### Exercise aim
Among the entries below, please show each line that carries the word "created".
-------- Data shown
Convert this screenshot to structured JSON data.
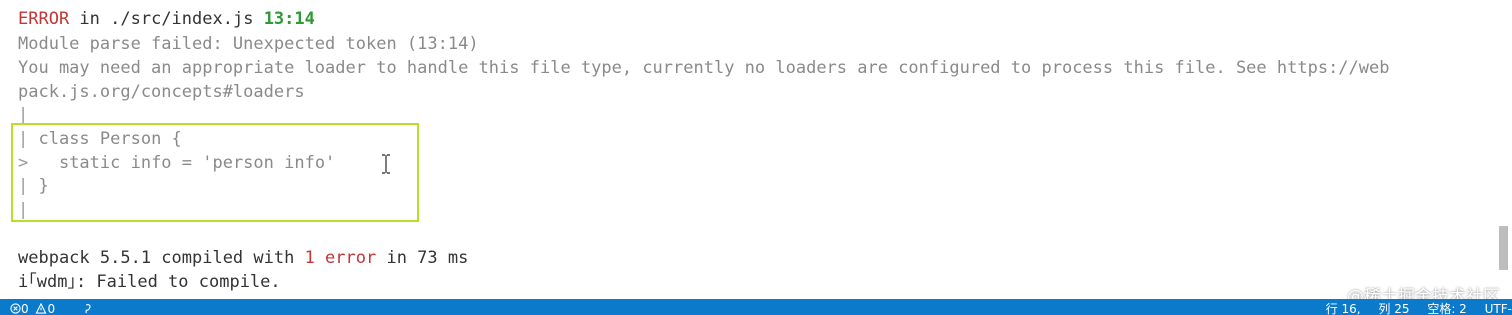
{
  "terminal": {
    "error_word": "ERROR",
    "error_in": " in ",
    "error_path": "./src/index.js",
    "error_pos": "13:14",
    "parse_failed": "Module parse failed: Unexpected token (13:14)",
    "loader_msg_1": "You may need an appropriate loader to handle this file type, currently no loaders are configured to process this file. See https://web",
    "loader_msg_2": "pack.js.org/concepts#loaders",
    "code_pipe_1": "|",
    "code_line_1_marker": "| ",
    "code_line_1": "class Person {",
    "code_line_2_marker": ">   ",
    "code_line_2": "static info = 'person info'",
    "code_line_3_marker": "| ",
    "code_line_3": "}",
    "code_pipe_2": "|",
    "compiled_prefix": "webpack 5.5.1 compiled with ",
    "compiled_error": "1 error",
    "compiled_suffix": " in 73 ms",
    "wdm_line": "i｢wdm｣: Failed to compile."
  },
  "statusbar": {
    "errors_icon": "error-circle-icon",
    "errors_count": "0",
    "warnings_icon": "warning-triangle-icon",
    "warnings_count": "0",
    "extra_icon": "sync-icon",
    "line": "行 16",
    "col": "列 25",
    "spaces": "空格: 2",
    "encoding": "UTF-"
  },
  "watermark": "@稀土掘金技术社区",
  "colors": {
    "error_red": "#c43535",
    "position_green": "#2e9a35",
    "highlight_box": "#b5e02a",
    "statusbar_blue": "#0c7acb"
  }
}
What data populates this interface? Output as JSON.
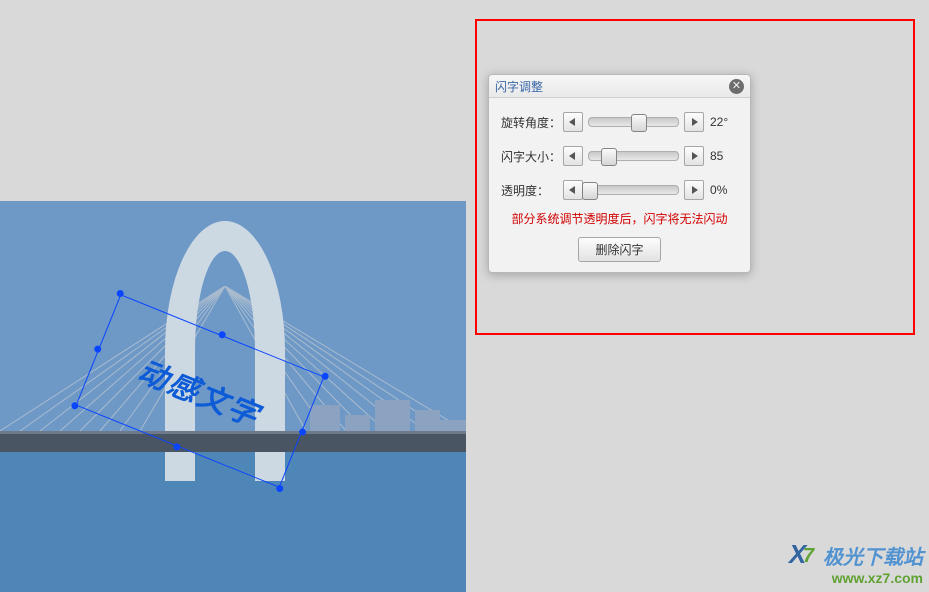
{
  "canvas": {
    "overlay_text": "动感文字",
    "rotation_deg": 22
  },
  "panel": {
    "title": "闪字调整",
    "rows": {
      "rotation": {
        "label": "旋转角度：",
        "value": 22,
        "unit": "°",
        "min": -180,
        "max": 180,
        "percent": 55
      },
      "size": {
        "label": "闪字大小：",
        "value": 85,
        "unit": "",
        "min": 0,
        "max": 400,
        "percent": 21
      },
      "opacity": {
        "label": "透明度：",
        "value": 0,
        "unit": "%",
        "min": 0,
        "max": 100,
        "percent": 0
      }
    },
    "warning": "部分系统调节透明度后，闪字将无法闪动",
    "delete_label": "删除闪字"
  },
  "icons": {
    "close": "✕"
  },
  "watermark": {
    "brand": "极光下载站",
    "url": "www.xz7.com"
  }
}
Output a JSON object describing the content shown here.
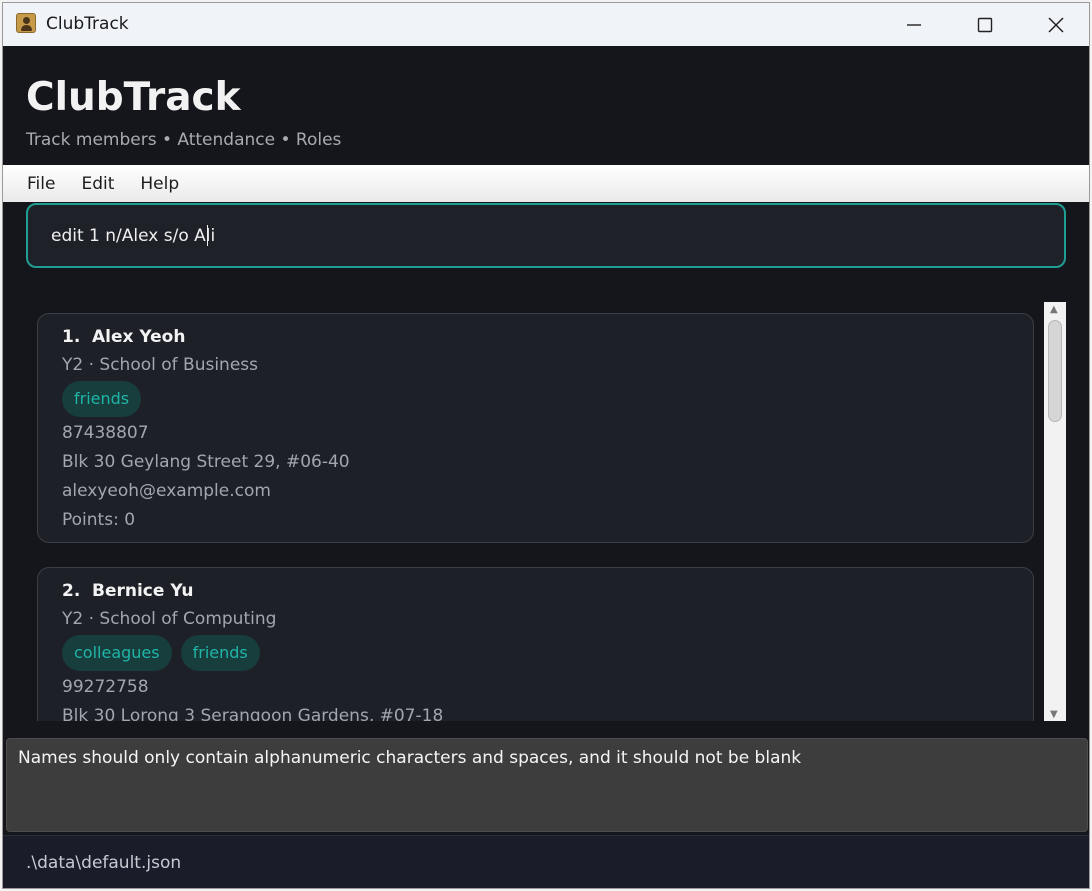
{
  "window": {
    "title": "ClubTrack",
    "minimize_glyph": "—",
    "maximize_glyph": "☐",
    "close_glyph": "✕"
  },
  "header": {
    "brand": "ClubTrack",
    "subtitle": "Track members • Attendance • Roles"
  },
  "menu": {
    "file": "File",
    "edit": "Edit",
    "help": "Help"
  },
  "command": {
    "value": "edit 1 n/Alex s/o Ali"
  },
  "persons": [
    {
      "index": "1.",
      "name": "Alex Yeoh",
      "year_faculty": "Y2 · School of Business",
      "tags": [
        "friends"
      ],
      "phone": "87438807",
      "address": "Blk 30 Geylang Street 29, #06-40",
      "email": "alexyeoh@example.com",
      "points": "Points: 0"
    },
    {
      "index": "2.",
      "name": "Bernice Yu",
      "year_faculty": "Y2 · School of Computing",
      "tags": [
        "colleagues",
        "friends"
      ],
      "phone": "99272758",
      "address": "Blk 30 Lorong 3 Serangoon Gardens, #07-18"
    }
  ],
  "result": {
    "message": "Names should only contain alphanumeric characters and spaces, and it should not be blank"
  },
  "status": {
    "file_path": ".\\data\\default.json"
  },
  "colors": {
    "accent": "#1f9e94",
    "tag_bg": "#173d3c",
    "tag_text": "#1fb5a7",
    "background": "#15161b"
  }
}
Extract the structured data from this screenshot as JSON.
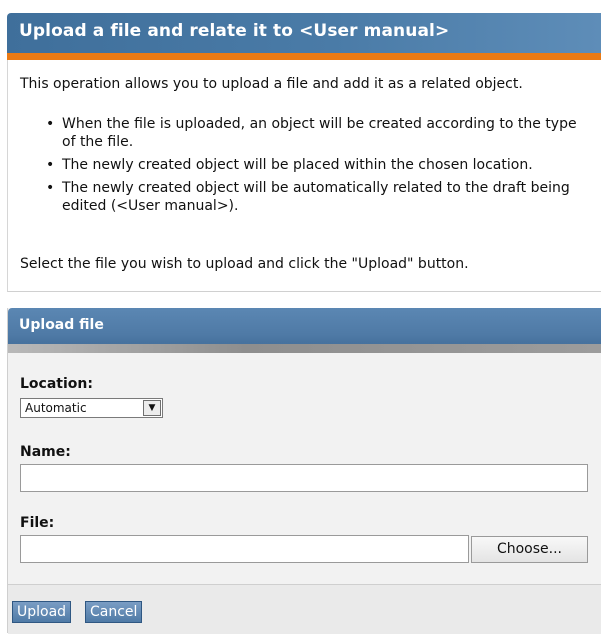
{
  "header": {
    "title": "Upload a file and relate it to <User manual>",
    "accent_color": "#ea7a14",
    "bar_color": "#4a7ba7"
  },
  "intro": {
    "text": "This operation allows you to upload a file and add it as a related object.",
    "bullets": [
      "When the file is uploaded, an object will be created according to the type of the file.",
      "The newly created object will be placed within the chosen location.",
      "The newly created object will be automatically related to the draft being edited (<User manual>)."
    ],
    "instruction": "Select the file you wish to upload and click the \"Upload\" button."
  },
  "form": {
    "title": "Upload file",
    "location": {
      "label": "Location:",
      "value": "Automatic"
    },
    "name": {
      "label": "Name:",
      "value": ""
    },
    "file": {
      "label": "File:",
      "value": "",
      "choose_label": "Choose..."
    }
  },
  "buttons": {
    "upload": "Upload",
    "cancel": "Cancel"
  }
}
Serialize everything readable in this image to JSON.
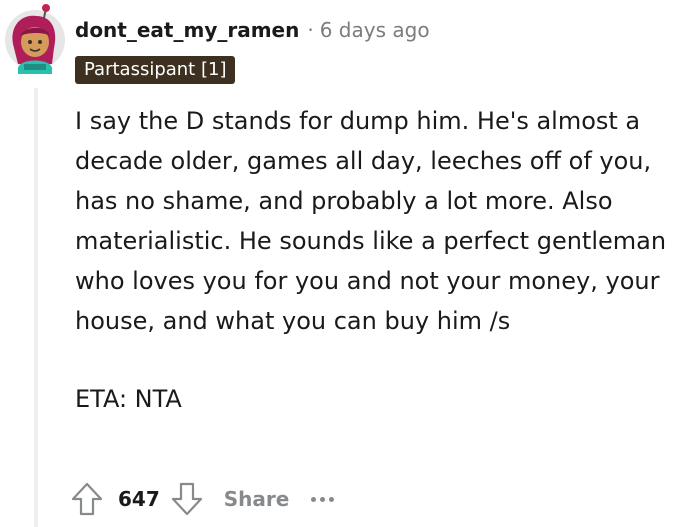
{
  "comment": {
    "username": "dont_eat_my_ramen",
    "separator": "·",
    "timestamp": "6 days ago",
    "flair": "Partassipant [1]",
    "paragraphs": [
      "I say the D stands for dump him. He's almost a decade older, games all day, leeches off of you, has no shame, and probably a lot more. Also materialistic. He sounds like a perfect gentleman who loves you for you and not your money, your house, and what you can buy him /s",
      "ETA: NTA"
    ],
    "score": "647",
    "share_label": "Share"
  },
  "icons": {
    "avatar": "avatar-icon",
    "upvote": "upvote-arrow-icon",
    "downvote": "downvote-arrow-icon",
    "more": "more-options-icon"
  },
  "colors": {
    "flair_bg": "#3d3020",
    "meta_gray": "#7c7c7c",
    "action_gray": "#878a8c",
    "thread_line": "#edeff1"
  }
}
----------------
### Answer to this exercise
      "When the file is uploaded, an object will be created according to the type of the file.",
      "The newly created object will be placed within the chosen location.",
      "The newly created object will be automatically related to the draft being edited (<User manual>)."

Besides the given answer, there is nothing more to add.